Before I added the titles of “wife” and “mommy” to my resume, I had the position of “research assistant.” For two years in college I worked alongside one of the top juvenile bipolar disorder researchers in the country. Our project was to study a variety of scales used to help diagnose a host of mental illnesses found in children to see how accurate the scales were. My particular project was comparing scales intended to diagnose juvenile bipolar disorder and conduct disorders.
In any case, over the course of my research I learned a few things about scales. While they can be great diagnostic aids, they’re still pretty subjective. Questions that can make perfect sense to a researcher or clinician may be confusing to the person taking the quiz. Scales don’t always take into account the purpose behind the behavior, which can have a big bearing on diagnosis. They are only one piece of a diagnosis, not the be all, end all. In short: scales are a tool best left to the professionals.
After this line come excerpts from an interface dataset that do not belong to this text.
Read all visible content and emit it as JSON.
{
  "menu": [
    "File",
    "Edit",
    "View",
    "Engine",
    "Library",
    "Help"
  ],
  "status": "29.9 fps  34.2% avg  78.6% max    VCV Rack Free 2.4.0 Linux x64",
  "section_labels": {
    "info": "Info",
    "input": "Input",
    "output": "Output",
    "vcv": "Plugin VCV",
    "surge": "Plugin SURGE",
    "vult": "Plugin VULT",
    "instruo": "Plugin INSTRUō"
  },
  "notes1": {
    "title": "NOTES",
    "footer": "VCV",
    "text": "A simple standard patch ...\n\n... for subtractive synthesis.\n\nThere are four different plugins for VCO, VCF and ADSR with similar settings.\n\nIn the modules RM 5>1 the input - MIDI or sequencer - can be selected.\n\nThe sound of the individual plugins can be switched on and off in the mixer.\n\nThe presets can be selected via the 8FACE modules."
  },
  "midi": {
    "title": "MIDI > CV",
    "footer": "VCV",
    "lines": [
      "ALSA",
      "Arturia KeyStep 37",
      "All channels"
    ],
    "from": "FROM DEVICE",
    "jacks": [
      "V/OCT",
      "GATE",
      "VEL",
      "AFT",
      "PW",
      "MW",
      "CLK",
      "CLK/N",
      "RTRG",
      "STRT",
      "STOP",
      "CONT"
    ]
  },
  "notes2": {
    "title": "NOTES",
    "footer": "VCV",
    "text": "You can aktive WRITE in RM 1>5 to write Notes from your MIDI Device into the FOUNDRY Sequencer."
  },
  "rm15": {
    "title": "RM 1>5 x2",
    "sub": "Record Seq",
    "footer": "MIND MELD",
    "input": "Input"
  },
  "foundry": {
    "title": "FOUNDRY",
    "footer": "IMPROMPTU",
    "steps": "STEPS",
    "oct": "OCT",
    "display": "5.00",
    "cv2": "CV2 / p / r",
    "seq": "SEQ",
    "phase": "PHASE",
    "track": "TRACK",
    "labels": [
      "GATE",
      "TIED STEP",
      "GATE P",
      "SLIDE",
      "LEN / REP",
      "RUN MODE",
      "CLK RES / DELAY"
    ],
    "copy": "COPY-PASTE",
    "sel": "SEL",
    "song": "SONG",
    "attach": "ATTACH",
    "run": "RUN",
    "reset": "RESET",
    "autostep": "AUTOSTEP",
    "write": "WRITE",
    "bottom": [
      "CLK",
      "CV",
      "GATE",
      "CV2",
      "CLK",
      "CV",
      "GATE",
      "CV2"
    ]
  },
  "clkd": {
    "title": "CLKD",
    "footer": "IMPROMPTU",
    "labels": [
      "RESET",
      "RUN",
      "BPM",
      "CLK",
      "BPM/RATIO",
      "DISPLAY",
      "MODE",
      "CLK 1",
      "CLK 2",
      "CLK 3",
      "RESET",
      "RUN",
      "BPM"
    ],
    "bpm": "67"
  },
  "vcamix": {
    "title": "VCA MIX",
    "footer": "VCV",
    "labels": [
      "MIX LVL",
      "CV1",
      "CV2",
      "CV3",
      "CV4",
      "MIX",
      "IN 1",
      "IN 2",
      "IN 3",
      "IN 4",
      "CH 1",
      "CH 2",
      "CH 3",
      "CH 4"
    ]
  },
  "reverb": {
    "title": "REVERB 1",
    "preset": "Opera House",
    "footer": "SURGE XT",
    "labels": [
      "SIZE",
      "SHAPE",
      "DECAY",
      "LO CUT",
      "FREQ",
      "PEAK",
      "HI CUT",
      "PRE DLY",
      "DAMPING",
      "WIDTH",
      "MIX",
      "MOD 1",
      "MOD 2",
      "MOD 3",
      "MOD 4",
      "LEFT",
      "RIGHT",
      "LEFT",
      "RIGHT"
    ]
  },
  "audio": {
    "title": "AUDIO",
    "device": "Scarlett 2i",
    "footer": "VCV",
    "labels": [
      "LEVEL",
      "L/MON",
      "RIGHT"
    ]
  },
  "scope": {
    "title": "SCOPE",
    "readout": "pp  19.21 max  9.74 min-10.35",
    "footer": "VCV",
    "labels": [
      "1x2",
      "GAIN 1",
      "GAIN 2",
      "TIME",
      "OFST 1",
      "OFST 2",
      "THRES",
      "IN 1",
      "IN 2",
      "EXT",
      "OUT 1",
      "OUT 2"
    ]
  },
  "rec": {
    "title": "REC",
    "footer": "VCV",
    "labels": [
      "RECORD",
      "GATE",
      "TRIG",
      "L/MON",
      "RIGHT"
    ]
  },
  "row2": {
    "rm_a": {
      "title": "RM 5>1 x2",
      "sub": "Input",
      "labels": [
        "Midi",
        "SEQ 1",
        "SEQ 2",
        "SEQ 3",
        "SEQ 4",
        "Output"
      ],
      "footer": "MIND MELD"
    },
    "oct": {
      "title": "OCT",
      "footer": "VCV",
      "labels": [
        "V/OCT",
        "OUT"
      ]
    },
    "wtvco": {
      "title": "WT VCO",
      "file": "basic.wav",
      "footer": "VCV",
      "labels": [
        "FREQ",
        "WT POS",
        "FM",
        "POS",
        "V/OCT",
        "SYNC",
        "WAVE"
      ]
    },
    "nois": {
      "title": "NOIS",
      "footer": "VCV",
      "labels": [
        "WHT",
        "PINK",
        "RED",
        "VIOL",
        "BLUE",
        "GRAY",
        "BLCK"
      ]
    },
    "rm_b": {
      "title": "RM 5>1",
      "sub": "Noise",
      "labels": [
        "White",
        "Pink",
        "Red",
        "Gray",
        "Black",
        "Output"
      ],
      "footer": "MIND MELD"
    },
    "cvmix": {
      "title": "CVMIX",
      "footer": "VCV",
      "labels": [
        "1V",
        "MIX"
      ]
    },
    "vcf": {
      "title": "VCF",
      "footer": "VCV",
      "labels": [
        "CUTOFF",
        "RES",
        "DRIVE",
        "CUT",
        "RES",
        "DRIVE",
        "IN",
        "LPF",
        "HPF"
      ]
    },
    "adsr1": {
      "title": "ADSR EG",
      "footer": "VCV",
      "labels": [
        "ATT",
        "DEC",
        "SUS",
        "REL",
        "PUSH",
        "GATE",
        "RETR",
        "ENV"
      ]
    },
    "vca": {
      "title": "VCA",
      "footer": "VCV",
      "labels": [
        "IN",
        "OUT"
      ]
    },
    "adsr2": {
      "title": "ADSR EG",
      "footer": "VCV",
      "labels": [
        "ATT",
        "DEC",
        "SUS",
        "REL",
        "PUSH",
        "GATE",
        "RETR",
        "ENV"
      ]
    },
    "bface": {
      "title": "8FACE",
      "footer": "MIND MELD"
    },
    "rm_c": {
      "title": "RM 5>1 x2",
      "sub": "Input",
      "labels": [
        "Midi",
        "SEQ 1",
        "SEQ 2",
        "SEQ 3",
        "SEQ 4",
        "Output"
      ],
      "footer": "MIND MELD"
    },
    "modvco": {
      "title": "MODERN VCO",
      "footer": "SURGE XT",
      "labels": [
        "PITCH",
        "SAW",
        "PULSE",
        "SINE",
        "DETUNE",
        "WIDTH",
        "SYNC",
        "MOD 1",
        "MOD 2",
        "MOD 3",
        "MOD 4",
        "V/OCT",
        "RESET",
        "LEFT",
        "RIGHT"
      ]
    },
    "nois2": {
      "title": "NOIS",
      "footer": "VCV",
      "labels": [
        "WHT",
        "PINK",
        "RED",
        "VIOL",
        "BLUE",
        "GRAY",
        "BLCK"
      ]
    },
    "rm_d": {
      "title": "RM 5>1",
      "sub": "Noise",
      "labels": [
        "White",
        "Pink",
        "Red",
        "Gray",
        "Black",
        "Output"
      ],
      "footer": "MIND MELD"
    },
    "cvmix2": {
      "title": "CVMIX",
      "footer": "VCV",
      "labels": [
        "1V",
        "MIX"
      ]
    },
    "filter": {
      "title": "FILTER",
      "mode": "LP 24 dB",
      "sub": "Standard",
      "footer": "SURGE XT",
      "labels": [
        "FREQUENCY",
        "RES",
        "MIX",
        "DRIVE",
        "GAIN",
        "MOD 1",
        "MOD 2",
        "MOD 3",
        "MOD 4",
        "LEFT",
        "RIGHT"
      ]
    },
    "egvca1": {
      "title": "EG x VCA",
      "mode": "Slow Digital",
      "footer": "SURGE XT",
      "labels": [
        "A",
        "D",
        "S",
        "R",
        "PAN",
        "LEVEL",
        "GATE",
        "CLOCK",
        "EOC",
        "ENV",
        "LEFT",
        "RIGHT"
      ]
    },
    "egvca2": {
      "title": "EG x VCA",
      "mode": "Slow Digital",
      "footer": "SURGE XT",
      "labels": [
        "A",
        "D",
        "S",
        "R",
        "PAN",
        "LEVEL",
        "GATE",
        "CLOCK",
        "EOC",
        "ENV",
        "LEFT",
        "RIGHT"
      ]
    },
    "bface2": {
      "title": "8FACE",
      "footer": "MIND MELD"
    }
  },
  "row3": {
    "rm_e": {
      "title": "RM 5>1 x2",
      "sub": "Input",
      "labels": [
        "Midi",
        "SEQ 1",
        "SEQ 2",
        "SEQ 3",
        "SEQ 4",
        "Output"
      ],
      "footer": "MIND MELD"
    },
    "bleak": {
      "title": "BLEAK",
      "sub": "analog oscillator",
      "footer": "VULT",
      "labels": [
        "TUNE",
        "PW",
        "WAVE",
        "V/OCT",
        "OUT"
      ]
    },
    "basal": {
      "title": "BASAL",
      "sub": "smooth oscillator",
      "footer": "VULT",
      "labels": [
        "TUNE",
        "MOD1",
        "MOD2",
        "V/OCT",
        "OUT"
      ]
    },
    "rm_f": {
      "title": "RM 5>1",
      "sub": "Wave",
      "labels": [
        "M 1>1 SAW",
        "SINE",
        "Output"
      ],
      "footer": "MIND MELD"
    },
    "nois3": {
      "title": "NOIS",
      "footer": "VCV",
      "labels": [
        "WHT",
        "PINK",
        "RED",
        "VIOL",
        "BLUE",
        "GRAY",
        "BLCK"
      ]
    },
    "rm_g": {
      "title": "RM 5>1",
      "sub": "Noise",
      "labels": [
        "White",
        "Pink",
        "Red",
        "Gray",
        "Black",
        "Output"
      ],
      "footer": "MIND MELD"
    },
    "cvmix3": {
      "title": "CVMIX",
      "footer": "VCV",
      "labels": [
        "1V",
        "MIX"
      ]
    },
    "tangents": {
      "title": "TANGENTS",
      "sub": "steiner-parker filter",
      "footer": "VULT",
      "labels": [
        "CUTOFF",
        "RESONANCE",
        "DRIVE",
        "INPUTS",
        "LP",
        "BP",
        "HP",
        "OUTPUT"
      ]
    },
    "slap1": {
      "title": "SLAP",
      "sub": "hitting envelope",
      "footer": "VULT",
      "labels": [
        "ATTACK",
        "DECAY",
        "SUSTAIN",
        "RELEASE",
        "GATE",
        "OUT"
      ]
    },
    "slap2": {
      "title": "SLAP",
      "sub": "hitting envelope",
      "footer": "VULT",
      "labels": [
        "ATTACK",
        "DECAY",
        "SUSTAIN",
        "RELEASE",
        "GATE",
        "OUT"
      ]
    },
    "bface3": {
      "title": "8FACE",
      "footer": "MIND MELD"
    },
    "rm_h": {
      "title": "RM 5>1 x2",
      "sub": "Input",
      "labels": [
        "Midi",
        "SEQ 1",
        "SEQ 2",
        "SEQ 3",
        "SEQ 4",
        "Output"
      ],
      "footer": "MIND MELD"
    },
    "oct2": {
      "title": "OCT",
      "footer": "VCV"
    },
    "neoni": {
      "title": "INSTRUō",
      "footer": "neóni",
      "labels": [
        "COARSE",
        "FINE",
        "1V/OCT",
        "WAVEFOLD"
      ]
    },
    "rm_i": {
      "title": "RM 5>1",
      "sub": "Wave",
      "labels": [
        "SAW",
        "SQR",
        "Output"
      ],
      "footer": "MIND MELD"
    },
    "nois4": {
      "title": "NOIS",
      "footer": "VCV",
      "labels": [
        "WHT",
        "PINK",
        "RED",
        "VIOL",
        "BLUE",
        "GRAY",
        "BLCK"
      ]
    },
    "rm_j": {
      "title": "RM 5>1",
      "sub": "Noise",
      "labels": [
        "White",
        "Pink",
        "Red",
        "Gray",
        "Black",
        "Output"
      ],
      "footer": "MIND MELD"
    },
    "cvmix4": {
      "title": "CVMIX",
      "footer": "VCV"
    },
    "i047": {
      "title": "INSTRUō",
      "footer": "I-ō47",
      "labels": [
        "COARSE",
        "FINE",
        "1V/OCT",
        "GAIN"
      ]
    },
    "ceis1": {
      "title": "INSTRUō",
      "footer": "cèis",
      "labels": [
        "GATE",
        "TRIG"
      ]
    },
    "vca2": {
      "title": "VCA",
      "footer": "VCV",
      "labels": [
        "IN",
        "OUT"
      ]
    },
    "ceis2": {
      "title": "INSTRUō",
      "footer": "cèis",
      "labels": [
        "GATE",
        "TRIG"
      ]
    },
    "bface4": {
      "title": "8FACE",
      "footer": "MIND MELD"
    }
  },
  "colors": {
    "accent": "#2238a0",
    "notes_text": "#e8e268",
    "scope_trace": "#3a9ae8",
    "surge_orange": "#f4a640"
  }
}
Why am I blogging about this today? I want to call attention to a new Facebook app: The Autism Spectrum Quotient Test. It takes a legitimate diagnostic tool and turns it into a cute little app for users to see how close to being autistic they might be.
But beyond all of that, this little Facebook quiz makes out autism to be some kind of game, like those “what does your favorite flavor of ice cream say about you” or “are you really like your zodiac sign” quizzes. Guess what though? Autism isn’t a game! People with autism aren’t something to compare yourselves to. It’s not funny to joke about “autistic behaviors” that you might possess.
My husband and, it is becoming more and more clear, our son, are on the autism spectrum. You know what autism means to us right now? Therapy 4 times a week. Constantly discussing how we might better be able to work with M. at home. Last night I think Mark and I had 10 minutes to talk before bed and we spent most of that time dissecting the Menininho’s latest vocal patterns to try to determine which are hollow mimicking and which are the beginning of speech. This morning I had to set M. in his crib to keep him from bruising and cutting his face (again) because he was beating his head against the table, floor, and wall.
Yep, autism is a really cute game.
So please: think before you play these type of Facebook apps. Consider the people behind them, whether they are people with autism, bipolar, schizophrenia, or perhaps people of a culture or religion different from you. Think how THEY might feel about being portrayed as a source of amusement.